Shin-ge-bis fools the North Wind - an American Indian fairy tale

"Ho, ho!" he shouted back. "How are you, Ka-bib-onokka? If you are not careful you will burst your cheeks."

Then the wigwam shook with the force of the blast, and the curtain of buffalo hide that formed the doorway flapped and rattled, and rattled and flapped.

"Come on in, Ka-bib-on-okka!" called Shin-ge-bis merrily. "Come on in and warm yourself. It must be bitter cold outside."

At these jeering words, Ka-bib-on-okka hurled himself against the curtain, breaking one of the buckskin thongs; and made his way inside. Oh, what an icy breath!—so icy that it filled the hot wigwam like a fog.

Shin-ge-bis pretended not to notice. Still singing, he rose to his feet, and threw on another log. It was a fat log of pine, and it burned so hard and gave out so much heat that he had to sit a little distance away. From the corner of his eye he watched Ka-bib-on-okka; and what he saw made him laugh again. The perspiration was pouring from his forehead; the snow and icicles in his flowing hair quickly disappeared. Just as a snowman made by children melts in the warm sun of March, so the fierce old North Wind began to thaw! There could be no doubt of it; Ka-bib-on-okka, the terrible, was melting! His nose and ears became smaller, his body began to shrink. If he remained where he was much longer, the King of the Land of Ice would be nothing better than a puddle.

"Come on up to the fire," said Shin-ge-bis cruelly. "You must be chilled to the bone. Come up closer, and warm your hands and feet."

But the North Wind had fled, even faster than he came, through the doorway.

Once outside, the cold air revived him, and all his anger returned. As he had not been able to freeze Shin-ge-bis, he spent his rage on everything in his path. Under his tread the snow took on a crust; the brittle branches of the trees snapped as he blew and snorted; the prowling fox hurried to his hole; and the wandering coyote sought the first shelter at hand.

Once more he made his way to the wigwam of Shin-ge-bis, and shouted down the flue. "Come out," he called. "Come out, if you dare, and wrestle with me here in the snow. We'll soon see who's master then!"

Shin-ge-bis thought it over. "The fire must have weakened him," he said to himself. "And my own body is warm. I believe I can overpower him. Then he will not annoy me any more, and I can stay here as long as I please."

Out of the wigwam he rushed, and Ka-bib-on-okka came to meet him. Then a great struggle took place. Over and over on the hard snow they rolled, locked in one another's arms.

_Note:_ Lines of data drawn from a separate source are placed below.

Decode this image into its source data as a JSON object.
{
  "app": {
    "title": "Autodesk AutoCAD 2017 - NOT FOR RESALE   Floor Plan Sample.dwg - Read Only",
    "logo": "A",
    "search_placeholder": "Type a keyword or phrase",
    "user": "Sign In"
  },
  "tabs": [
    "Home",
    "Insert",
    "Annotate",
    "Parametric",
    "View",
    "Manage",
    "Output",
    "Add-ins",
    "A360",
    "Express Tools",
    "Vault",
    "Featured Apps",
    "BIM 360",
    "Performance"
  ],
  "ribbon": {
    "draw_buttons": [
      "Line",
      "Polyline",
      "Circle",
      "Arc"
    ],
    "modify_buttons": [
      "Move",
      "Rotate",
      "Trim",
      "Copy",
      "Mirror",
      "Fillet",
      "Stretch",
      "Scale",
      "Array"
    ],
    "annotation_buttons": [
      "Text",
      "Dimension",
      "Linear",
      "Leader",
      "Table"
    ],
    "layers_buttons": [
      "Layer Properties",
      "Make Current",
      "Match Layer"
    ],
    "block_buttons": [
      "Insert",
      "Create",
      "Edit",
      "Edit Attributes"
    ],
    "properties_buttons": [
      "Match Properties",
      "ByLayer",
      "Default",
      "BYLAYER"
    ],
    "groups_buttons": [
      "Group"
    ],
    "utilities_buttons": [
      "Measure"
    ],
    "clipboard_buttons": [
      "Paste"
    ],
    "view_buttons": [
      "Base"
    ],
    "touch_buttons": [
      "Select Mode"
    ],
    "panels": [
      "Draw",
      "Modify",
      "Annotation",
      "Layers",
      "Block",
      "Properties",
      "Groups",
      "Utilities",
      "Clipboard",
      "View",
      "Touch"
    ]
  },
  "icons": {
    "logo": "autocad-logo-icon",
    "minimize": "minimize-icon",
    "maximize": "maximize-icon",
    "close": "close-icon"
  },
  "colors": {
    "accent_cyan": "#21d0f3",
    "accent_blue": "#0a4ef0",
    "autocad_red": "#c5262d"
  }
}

All night long they wrestled; and the foxes crept out of their holes, sitting at a safe distance in a circle, watching the wrestlers. The effort he put forth kept the blood warm in the body of Shin-ge-bis. He could feel the North Wind growing weaker and weaker; his icy breath was no longer a blast, but only a feeble sigh.

At last, as the sun rose in the east, the wrestlers stood apart, panting. Ka-bib-on-okka was conquered. With a despairing wail, he turned and sped away. Far, far to the North he sped, even to the land of the White Rabbit; and as he went, the laughter of Shin-ge-bis rang out and followed him. Cheerfulness and courage can overcome even the North Wind.